Stephanie enjoys the natural resources that she helps to protect.
Stephenie MacLagan ’07
“Work study jobs, internships for credit and not for credit, and other volunteer and extra-curricular experiences provided and introduced many skills that I wouldn’t have gained simply from classes,” MacLagan said.
While a student at Unity, Stephenie MacLagan ’07, environmental policy, was involved in a dizzying array of academic, student life and experiential learning projects. She has been referred to as a “born activist,” so it is not surprising that her career progressed quickly.
An environmental specialist III – shoreland zoning coordinator for Eastern and Northern Maine for the Maine Department of Environmental Protection (DEP), MacLagan leveraged her five internship experiences while an undergraduate into a job after graduation with Powerhouse Dynamics of Blue Hill, Maine, where she worked as a market researcher on small-scale renewable energy and energy efficient technologies. By the time she graduated, she had an intimate understanding of non-profit networks, and understood the difference between advocacy and activism.

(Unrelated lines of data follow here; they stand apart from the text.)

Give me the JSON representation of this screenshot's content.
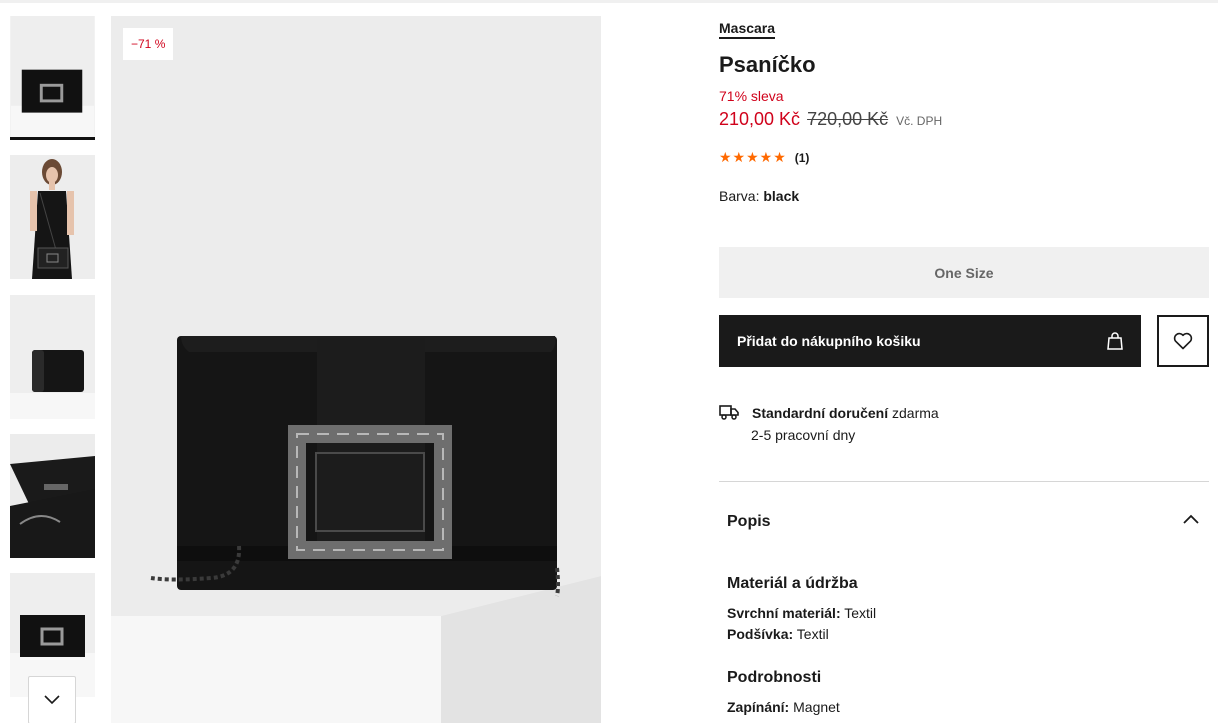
{
  "product": {
    "brand": "Mascara",
    "title": "Psaníčko",
    "discount_badge": "−71 %",
    "sale_label": "71% sleva",
    "price_current": "210,00 Kč",
    "price_original": "720,00 Kč",
    "vat_note": "Vč. DPH",
    "rating_stars": 5,
    "rating_count": "(1)",
    "color_label": "Barva:",
    "color_value": "black"
  },
  "size": {
    "selected": "One Size"
  },
  "actions": {
    "add_to_cart": "Přidat do nákupního košiku",
    "wishlist_icon": "heart-icon",
    "cart_icon": "shopping-bag-icon"
  },
  "delivery": {
    "icon": "truck-icon",
    "title": "Standardní doručení",
    "price": "zdarma",
    "time": "2-5 pracovní dny"
  },
  "description": {
    "heading": "Popis",
    "expanded": true,
    "sections": [
      {
        "title": "Materiál a údržba",
        "attributes": [
          {
            "label": "Svrchní materiál:",
            "value": "Textil"
          },
          {
            "label": "Podšívka:",
            "value": "Textil"
          }
        ]
      },
      {
        "title": "Podrobnosti",
        "attributes": [
          {
            "label": "Zapínání:",
            "value": "Magnet"
          }
        ]
      }
    ]
  },
  "gallery": {
    "thumbnails": [
      "bag-front",
      "model-wearing",
      "bag-side",
      "bag-open-chain",
      "bag-front-small"
    ],
    "active_index": 0
  },
  "colors": {
    "sale": "#d0021b",
    "primary": "#1a1a1a",
    "stars": "#ff6900"
  }
}
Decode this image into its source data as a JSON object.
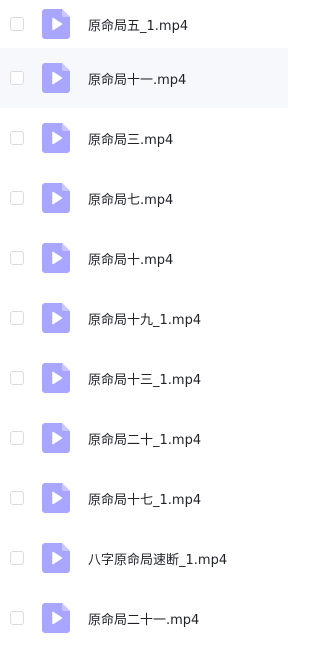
{
  "files": [
    {
      "name": "原命局五_1.mp4",
      "icon": "video-file-icon"
    },
    {
      "name": "原命局十一.mp4",
      "icon": "video-file-icon"
    },
    {
      "name": "原命局三.mp4",
      "icon": "video-file-icon"
    },
    {
      "name": "原命局七.mp4",
      "icon": "video-file-icon"
    },
    {
      "name": "原命局十.mp4",
      "icon": "video-file-icon"
    },
    {
      "name": "原命局十九_1.mp4",
      "icon": "video-file-icon"
    },
    {
      "name": "原命局十三_1.mp4",
      "icon": "video-file-icon"
    },
    {
      "name": "原命局二十_1.mp4",
      "icon": "video-file-icon"
    },
    {
      "name": "原命局十七_1.mp4",
      "icon": "video-file-icon"
    },
    {
      "name": "八字原命局速断_1.mp4",
      "icon": "video-file-icon"
    },
    {
      "name": "原命局二十一.mp4",
      "icon": "video-file-icon"
    }
  ],
  "colors": {
    "icon_fill": "#a9a6ff",
    "icon_fold": "#c9c7ff",
    "play_fill": "#ffffff",
    "hover_bg": "#f7f8fb",
    "text": "#1f2329"
  }
}
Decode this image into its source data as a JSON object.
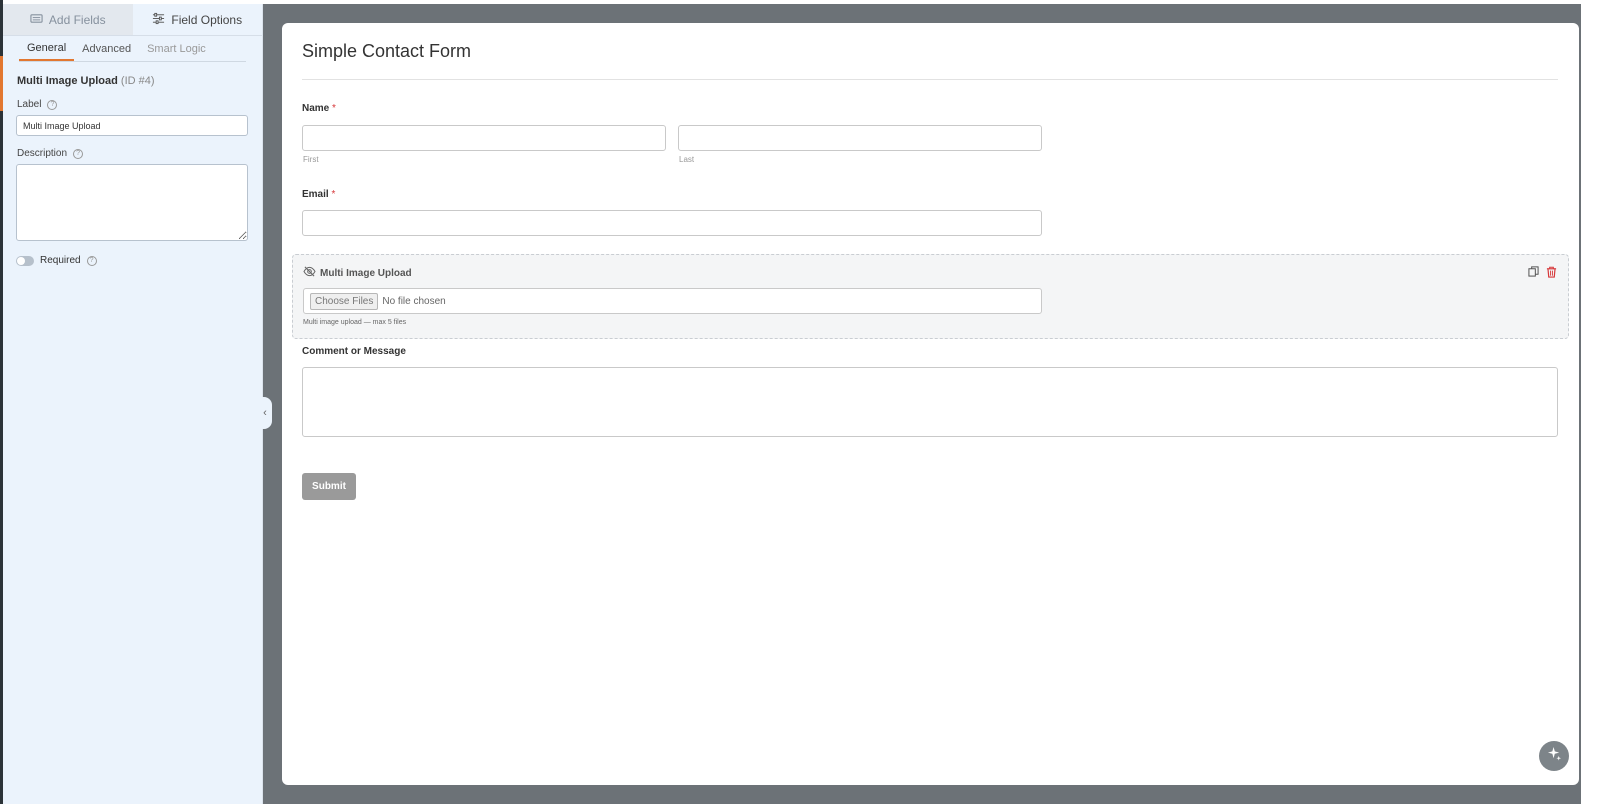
{
  "sidebar": {
    "tabs": [
      {
        "label": "Add Fields",
        "icon": "list-icon"
      },
      {
        "label": "Field Options",
        "icon": "sliders-icon"
      }
    ],
    "sub_tabs": [
      "General",
      "Advanced",
      "Smart Logic"
    ],
    "field_name": "Multi Image Upload",
    "field_id": "(ID #4)",
    "label_caption": "Label",
    "label_value": "Multi Image Upload",
    "description_caption": "Description",
    "description_value": "",
    "required_caption": "Required",
    "required_on": false
  },
  "form": {
    "title": "Simple Contact Form",
    "name_label": "Name",
    "required_mark": "*",
    "first_sublabel": "First",
    "last_sublabel": "Last",
    "email_label": "Email",
    "upload_label": "Multi Image Upload",
    "choose_files": "Choose Files",
    "no_file": "No file chosen",
    "upload_description": "Multi image upload — max 5 files",
    "comment_label": "Comment or Message",
    "submit_label": "Submit"
  },
  "colors": {
    "accent": "#e27730",
    "required": "#d63638",
    "delete": "#d63638"
  }
}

MacLagan is the embodiment of what “hands on” learning is all about. From her first year at Unity, MacLagan took every opportunity to discover and advance her career. She landed two seasonal job offers through the annual Unity College Environmental Career Fair, eventually working as a field biologist for Florida Power and Light, a major dam operator in Maine that is required to monitor fish passage.
MacLagan is where she wants to be in her professional life thanks to what she calls the “blurring” of disciplines that happens at Unity. Her message is that life as a Unity undergraduate can be like drinking from a fire hose.
“Work study jobs, internships for credit and not for credit, and other volunteer and extra-curricular experiences provided and introduced many skills that I wouldn’t have gained simply from classes,” MacLagan said. “Unity College faculty and class curriculums were very accommodating to blurring those lines [between disciplines.] Showing prospective employers that these skills can be applied in a work place, not just an academic setting, increases chances for employment.”